Don’t worry, even the greatest poker players in the world get stumped - and regularly. The question of what you should do next crops up more frequently than a mole rat in a fairground attraction with a plastic hammer.
To help you figure it all out, here are three variables for you to consider when you are trying to figure out what to do next in a poker tournament.
Hand Ranges: A range of hands is a number of likely card combinations a poker player is holding in a game of poker.
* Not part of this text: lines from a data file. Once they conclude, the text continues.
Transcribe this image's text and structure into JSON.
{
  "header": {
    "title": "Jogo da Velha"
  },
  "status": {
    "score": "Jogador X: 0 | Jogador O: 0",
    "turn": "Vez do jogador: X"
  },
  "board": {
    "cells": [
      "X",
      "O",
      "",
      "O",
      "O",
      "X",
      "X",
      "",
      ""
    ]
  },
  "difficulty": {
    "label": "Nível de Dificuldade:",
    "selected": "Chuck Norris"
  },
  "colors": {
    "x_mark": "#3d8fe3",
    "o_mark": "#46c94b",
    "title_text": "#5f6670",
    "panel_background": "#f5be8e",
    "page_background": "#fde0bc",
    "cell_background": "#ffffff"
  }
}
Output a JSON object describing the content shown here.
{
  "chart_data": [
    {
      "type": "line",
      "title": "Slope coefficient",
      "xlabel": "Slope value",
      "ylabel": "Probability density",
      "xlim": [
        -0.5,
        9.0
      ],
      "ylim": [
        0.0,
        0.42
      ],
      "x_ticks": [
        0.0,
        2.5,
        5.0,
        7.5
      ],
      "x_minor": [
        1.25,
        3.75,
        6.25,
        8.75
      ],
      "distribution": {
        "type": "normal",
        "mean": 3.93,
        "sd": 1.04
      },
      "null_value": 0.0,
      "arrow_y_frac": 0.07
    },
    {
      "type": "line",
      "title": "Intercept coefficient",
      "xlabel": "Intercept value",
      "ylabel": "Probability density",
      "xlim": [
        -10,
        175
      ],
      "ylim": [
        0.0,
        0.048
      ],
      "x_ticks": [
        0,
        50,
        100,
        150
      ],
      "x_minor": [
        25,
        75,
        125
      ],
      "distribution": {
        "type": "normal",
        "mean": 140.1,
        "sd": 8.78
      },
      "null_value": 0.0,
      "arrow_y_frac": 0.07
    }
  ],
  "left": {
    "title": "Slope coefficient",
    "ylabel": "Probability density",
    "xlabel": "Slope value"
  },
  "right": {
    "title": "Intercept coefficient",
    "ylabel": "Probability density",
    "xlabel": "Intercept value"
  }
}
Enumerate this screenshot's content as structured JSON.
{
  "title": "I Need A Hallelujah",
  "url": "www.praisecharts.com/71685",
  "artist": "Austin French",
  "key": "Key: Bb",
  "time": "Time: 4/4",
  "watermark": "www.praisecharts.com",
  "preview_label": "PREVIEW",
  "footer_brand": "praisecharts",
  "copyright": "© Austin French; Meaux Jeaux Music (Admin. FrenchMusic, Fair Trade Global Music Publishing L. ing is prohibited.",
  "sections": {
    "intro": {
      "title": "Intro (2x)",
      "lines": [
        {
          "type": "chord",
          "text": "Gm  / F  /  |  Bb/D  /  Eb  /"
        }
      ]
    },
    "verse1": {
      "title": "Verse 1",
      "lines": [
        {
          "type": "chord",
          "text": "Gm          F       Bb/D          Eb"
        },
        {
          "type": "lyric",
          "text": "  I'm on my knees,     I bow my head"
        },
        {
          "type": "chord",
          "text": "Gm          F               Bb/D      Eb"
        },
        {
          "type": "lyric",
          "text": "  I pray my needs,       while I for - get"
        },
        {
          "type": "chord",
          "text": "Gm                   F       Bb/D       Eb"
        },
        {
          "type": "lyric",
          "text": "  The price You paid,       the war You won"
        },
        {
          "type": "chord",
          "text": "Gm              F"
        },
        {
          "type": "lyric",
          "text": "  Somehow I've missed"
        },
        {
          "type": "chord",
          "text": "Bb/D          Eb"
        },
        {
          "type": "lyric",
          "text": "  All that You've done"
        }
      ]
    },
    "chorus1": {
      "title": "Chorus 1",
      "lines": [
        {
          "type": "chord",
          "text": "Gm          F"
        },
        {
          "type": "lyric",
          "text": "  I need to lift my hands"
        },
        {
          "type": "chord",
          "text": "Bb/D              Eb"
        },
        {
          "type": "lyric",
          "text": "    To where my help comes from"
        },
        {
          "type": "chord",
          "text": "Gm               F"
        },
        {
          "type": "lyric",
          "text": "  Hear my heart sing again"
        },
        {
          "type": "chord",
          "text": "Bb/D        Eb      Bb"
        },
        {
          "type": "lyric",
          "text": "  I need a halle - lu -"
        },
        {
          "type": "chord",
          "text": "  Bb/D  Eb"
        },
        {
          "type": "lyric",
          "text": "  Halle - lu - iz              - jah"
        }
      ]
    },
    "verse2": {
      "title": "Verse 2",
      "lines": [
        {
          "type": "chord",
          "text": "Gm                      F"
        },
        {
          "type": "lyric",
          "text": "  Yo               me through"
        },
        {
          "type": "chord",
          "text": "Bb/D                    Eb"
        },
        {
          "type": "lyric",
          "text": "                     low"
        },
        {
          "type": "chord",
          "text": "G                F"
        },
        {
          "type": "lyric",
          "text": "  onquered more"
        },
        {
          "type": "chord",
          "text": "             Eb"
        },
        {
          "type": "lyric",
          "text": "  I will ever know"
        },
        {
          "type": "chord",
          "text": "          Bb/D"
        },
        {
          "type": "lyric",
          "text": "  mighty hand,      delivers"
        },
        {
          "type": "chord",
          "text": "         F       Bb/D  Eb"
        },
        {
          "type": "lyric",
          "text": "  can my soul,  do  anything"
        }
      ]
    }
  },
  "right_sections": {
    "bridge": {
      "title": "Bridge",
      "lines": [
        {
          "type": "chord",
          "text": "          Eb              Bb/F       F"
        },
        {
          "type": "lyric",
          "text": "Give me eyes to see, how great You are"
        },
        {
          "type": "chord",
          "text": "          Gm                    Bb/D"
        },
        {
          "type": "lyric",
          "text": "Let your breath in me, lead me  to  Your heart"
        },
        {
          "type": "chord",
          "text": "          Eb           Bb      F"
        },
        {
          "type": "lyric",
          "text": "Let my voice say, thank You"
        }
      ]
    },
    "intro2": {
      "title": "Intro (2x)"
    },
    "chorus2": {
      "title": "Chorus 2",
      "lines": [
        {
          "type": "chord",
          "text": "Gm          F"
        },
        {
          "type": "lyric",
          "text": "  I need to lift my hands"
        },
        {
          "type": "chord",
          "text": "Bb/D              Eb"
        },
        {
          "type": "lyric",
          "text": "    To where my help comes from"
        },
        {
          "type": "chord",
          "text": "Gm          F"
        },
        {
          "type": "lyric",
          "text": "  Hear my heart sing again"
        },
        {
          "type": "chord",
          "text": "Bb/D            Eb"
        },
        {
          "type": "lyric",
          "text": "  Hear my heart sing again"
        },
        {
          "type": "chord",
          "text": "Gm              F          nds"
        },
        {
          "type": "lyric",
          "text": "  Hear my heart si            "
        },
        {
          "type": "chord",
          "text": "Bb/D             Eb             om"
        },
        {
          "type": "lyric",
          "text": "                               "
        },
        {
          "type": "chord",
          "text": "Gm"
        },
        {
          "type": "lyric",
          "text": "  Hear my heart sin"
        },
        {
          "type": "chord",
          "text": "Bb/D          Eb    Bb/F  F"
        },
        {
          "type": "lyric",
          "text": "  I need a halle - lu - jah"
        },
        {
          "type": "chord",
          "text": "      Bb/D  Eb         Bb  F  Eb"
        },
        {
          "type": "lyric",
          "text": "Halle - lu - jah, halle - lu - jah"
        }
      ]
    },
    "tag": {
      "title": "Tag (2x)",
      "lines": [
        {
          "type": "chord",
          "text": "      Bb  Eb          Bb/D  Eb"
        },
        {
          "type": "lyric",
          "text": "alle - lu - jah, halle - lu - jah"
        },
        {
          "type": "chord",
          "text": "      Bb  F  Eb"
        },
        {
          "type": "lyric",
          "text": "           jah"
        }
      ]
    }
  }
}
A range is not expressed as a number, such as 1, 2 or 3; it is expressed as a series of card combinations, like AA, KK, QQ or 78s.
A hand range is predicted based on a series of variables such as player type, game dynamic, position, and history.
Pot Equity: Pot equity is the term used to define how much money you stand to win - or lose - in a particular hand, if the same situation presented itself over a large sample of hands.
Fold Equity: Fold equity is the likelihood that you will win the hand without showdown i.e. you manage to force your opponent to fold a better hand.
All three of these factors allow you to determine what course of action to take in a game of poker, based on your expected value in the hand.
Once you understand your opponents likely range of hands and how much pot and fold equity you have, then you can complete the analysis with a little bit of maths to determine what your next course of action should be.
Theoretically, if you always make the correct mathematical decision, over the long run, you should fall on the winning side of the poker line.